Harvest is approaching, and Nebraska farmers have been dealing with a bizarre mix of heat and moisture this fall. After a year chock-full of flooding, blizzards, hail, winds and other extreme weather — not to mention low commodity prices and high property taxes — it may seem hard to be grateful for much of anything.
It's been a rough year, and mental health in farm country has been a big topic of discussion lately. It's something we brought up several times on the Hospitality Tent stage at Husker Harvest Days, and several organizations focused on rural mental health occupied the Hospitality Tent.
And while it may seem hard during a year like this, studies have shown time and again that gratitude can help improve your mental health. Some studies also have shown keeping a gratitude journal can improve overall mental well-being. Gratitude also has been shown to promote "pro-social" behavior, helping to build relationships and act in ways that benefit others.
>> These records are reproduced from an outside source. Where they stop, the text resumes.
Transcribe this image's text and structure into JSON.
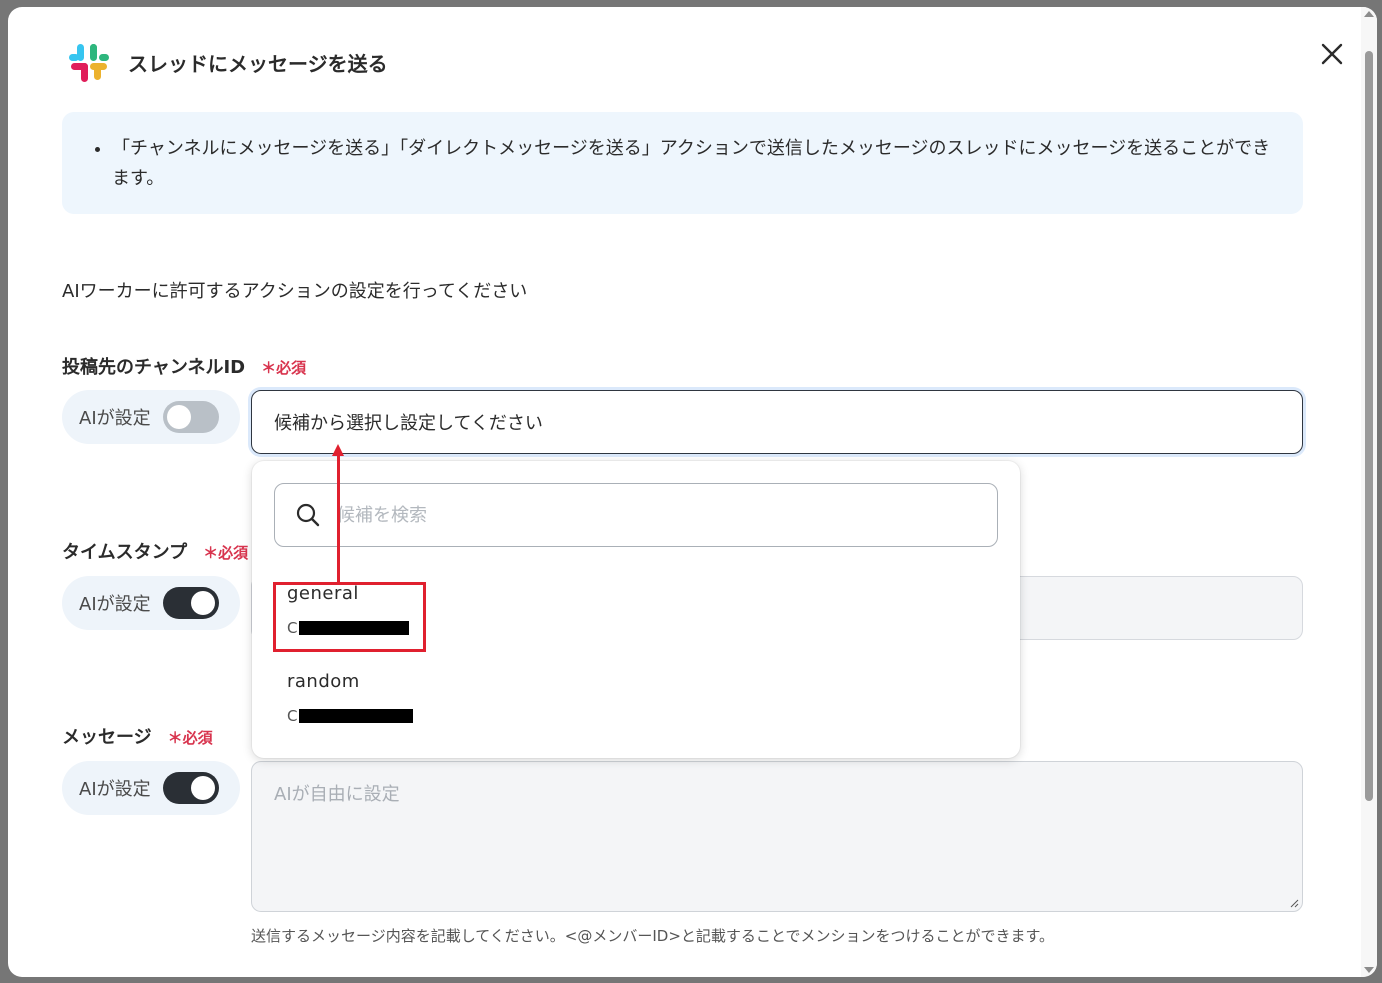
{
  "modal": {
    "title": "スレッドにメッセージを送る",
    "info": "「チャンネルにメッセージを送る」「ダイレクトメッセージを送る」アクションで送信したメッセージのスレッドにメッセージを送ることができます。",
    "intro": "AIワーカーに許可するアクションの設定を行ってください"
  },
  "fields": {
    "channel": {
      "label": "投稿先のチャンネルID",
      "required": "＊必須",
      "ai_toggle_label": "AIが設定",
      "ai_toggle_on": false,
      "select_value": "候補から選択し設定してください"
    },
    "timestamp": {
      "label": "タイムスタンプ",
      "required": "＊必須",
      "ai_toggle_label": "AIが設定",
      "ai_toggle_on": true
    },
    "message": {
      "label": "メッセージ",
      "required": "＊必須",
      "ai_toggle_label": "AIが設定",
      "ai_toggle_on": true,
      "placeholder": "AIが自由に設定",
      "help": "送信するメッセージ内容を記載してください。<@メンバーID>と記載することでメンションをつけることができます。"
    }
  },
  "dropdown": {
    "search_placeholder": "候補を検索",
    "options": [
      {
        "name": "general",
        "id_prefix": "C",
        "redacted": true
      },
      {
        "name": "random",
        "id_prefix": "C",
        "redacted": true
      }
    ]
  },
  "icons": {
    "close": "close-icon",
    "search": "search-icon",
    "logo": "slack-logo-icon"
  },
  "colors": {
    "required": "#d8344e",
    "annotation": "#e0202f",
    "info_bg": "#eef6fd",
    "toggle_on": "#2a2f35",
    "toggle_off": "#b9c0c7"
  }
}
Perhaps most relevant to the current ag economic environment, research suggests gratitude helps us get through hard times as well. University of California Berkeley's Robert Emmons, considered one of the world's leading experts on gratitude, has said that being grateful and feeling grateful are two different things — we can't force ourselves to feel grateful when going through economic hardships or those caused by Mother Nature.
However, being grateful — maintaining an attitude of gratefulness despite the extreme highs and lows — is a choice, Emmons has pointed out. In some cases, this can mean remembering the hard times when times are good, to not take the good for granted and reframing negative experiences in a more meaningful way.
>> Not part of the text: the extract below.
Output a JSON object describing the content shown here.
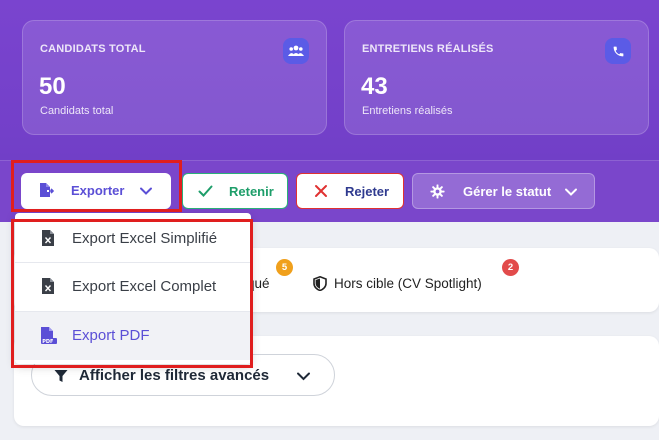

Emmons also notes a strategy in accounting for the lessons learned from bad experiences: What did they teach you? How did they move you closer to the person you want to be?
At the time I’m writing this, it's hard to say how this year's harvest will turn out. By November, however, you'll hopefully have a better idea on final yield numbers for your own farm. Still, it's worth noting that as of Sept. 17, University of Nebraska-Lincoln crop models have forecasted near- or above-average yields for both rainfed and irrigated corn in most parts of the Corn Belt.
By the time this article hits mailboxes in the November print issue of Nebraska Farmer, Thanksgiving and the holiday season won't be far around the corner. And this Thanksgiving, it's all the more worthwhile to consider how a grateful mindset may be beneficial.
However, this doesn't mean denying negative experiences, or to simply "chin up" and carry on with a fake smile and fake positivity. Maybe this means taking away a valuable learning experience from the situation, or it may mean reevaluating what's important to you that you've taken for granted.
To be frank, simply seeing the first combines rolling in the field this year was enough to fill me with gratitude that the troubles of the 2019 cropping season are almost over — and I think many farmers can relate.
In a year like this, feeling grateful can be a difficult thing, but I've tried to keep in mind the words of Texas singer-songwriter Ray Wylie Hubbard: "The days I keep my gratitude higher than my expectations, I have really good days."